Alcelaphine herpesvirus 1 (AlHV-1), carried asymptomatically by wildebeest, causes malignant catarrhal fever (MCF) following cross-species transmission to a variety of susceptible species of the order Artiodactyla. The study of MCF pathogenesis has been impeded by an inability to produce recombinant virus, mainly due to the fact that AlHV-1 becomes(More)
Molecular motors transport the axis-determining mRNAs oskar, bicoid and gurken along microtubules (MTs) in the Drosophila oocyte. However, it remains unclear how the underlying MT network is organized and how this transport takes place. We have identified a centriole-containing centrosome close to the oocyte nucleus. Remarkably, the centrosomal components,(More)
Koi herpesvirus (KHV), recently designated Cyprinid herpesvirus 3, is the causative agent of a lethal disease in koi and common carp. In the present study, we investigated the portal of entry of KHV in carp by using bioluminescence imaging. Taking advantage of the recent cloning of the KHV genome as a bacterial artificial chromosome (BAC), we produced a(More)
Many herpesviruses bind to heparan sulfate (HS). Murid herpesvirus-4 (MuHV-4) does so via its envelope glycoproteins gp70 and gH/gL. MuHV-4 gp150 further regulates an HS-independent interaction to make that HS-dependent too. Cell binding by MuHV-4 virions is consequently strongly HS-dependent. Gp70 and gH/gL show some in vitro redundancy: an(More)
Studies of cellular biology in recent decades have highlighted the crucial roles of glycans in numerous important biological processes, raising the concept of glycomics that is now considered as important as genomics, transcriptomics and proteomics. For millions of years, viruses have been co-evolving with their hosts. Consequently, during this co-evolution(More)
The alternative pathway of complement is an important innate defence against pathogens including ticks. This component of the immune system has selected for pathogens that have evolved countermeasures. Recently, a salivary protein able to inhibit the alternative pathway was cloned from the American tick Ixodes scapularis (Valenzuela et al., 2000; J. Biol.(More)
Several features make bovine herpesvirus 4 (BoHV-4) attractive as a backbone for use as a viral expression vector and/or as a model to study gammaherpesvirus biology. However, these developments have been impeded by the difficulty in manipulating its large genome using classical homologous recombination in eukaryotic cells. In the present study, the(More)
Herpesviruses use multiple virion glycoproteins to enter cells. How these work together is not well understood: some may act separately or they may form a single complex. Murine gammaherpesvirus 68 (MHV-68) gB, gH, gL, and gp150 all participate in entry. gB and gL are involved in binding, gB and gH are conserved fusion proteins, and gp150 inhibits cell(More)

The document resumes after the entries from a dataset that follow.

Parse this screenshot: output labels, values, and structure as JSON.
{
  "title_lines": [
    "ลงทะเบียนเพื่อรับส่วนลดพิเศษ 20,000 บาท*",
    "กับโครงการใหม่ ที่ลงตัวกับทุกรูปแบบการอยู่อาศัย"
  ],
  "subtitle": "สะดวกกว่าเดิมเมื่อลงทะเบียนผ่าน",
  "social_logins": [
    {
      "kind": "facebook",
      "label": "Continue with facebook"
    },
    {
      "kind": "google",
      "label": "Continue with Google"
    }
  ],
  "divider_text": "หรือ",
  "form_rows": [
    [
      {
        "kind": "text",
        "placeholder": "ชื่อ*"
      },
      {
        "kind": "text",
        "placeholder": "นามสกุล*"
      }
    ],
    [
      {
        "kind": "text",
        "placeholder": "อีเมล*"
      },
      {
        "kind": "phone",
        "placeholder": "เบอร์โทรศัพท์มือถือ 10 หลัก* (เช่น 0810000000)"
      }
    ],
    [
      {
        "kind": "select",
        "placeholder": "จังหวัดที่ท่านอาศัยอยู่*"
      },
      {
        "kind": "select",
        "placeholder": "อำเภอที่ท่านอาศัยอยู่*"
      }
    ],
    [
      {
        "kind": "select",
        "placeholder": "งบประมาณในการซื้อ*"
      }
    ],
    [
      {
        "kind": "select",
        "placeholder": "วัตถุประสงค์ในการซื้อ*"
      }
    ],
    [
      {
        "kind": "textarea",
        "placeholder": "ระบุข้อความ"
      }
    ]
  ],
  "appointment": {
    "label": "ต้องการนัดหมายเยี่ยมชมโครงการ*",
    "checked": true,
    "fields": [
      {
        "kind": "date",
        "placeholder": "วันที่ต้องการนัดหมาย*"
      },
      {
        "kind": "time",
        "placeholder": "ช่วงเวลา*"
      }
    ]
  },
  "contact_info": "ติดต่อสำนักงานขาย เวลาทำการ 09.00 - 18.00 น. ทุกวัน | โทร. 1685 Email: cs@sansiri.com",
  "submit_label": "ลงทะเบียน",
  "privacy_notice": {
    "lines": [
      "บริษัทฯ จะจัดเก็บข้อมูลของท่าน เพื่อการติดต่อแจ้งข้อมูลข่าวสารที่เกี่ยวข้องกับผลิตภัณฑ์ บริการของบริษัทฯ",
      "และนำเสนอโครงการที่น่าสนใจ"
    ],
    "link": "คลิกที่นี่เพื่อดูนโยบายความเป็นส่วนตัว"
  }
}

Herpesviruses characteristically transmit infection from immune hosts. Although their success in escaping neutralization by pre-formed antibody is indisputable, the underlying molecular mechanisms remain largely unknown. Glycoprotein B (gB) is the most conserved component of the herpesvirus entry machinery and its N terminus (gB-NT) is a common(More)